I find it’s much easier to teach kids hand sewing by starting the project on an embroidery hoop.
It allows a solid foundation for sewing the base of the project, as well as all the details. Then once that part is finisehd, we cut the felt sewing project from the muslin that was on the hoop. Then because we were making these into stuffed animals, the last step is sewing the back on. By this point in the class, it’s much easier for the kids to sew the front to the back without the use of the hoop.
The four sewing projects we worked on in the four sewing classes were all things familiar to Mexicans of this area. The first three were stuffed animals (peluches) indigenous to this area of Mexico. We sewed a toucan bird (tucan), opossum (tlacuache) and a frog (rana). For the fourth class we sewed sugar skulls (calavaras) that are traditional for the Mexican celebration of Day of the Dead (Dia del muerte).

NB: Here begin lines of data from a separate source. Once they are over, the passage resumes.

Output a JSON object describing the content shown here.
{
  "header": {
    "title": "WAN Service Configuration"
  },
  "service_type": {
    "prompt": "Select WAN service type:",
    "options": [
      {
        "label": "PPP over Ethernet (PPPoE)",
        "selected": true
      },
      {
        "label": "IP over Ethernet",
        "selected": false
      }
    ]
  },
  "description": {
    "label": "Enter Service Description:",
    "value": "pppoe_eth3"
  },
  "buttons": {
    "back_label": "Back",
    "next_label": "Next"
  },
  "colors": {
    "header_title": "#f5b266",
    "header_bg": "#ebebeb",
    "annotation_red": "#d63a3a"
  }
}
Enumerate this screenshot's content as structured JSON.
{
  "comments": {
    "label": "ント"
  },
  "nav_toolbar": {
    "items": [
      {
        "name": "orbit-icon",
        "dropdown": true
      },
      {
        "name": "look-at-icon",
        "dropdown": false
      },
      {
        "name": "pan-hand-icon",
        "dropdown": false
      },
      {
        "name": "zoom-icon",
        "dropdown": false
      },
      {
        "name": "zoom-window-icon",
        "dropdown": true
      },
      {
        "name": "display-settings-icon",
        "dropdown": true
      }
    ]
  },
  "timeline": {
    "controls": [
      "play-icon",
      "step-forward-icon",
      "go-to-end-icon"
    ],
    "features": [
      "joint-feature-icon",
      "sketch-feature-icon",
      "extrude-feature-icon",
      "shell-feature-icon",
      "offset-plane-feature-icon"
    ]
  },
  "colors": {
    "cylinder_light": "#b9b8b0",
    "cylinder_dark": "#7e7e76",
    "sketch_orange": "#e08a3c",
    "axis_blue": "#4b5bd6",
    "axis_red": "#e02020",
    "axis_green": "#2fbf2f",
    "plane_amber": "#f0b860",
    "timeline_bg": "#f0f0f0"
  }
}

One of the major differences I saw in teaching kids in Mexico vs. the kids that I teach here in New Jersey is how much more willing the Mexican kids are to jump into something new and figure it out along the way.

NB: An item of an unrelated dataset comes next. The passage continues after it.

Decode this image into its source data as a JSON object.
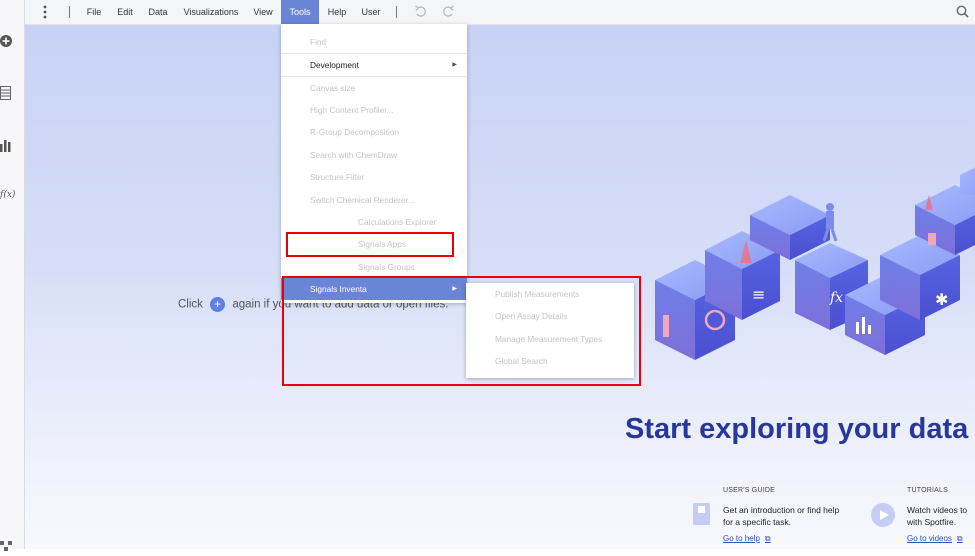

I noticed right away that once I gave them the supplies and some basic instructions for the sewing project, the students I worked with at La Escualita literally dove into the project, figuring out how to make it along the way.
They didn’t stop right away to ask the next step, but instead looked at the project and though to themselves about how they could accomplish it. Then when stuck, they would ask for help. But I have to admit, the asking for help came a lot later than it would have in a class of kids of the same age here in my sewing program in the states.
My First Time in Mexico & Solo Traveling
In addition to teaching, I was able to spend some downtime in Tulum, Mexico. I had a blast exploring the beaches & ruins, riding my bike rental up and down the coastline, eating tons of seafood and just relaxing. My time in Tulum, before I went to teach at the school was my first time solo vacationing. I have to admit I was a little nervous before I got there, and the state department travel warning a friend sent me before I left, didn’t help. But once I landed, I had a sense of peace and empowerment that only comes from traveling alone. I met some of the nicest people, stayed in modest, yet amazing accommodations (thanks Airbnb & Casa Selve Orquideas) and not once did I feel scared traveling alone in Mexico! I HIGHLY recommend a trip to Mexico soon! AND I also HIGHLY recommend traveling solo to anyone. There’s nothing quite like it!
Can’t Wait to Do this Again
There was something so special teaching a hands on sewing project to a group of kids who dont have access to this on a daily basis. I’ve heard that schools in Mexico teach in a very different way and there is not a lot of room for digging in and creating something from scratch like you can with a sewing project. My time in Macario Gomez was life changing and I know that I’ll be back to this school one day to teach them some more sewing.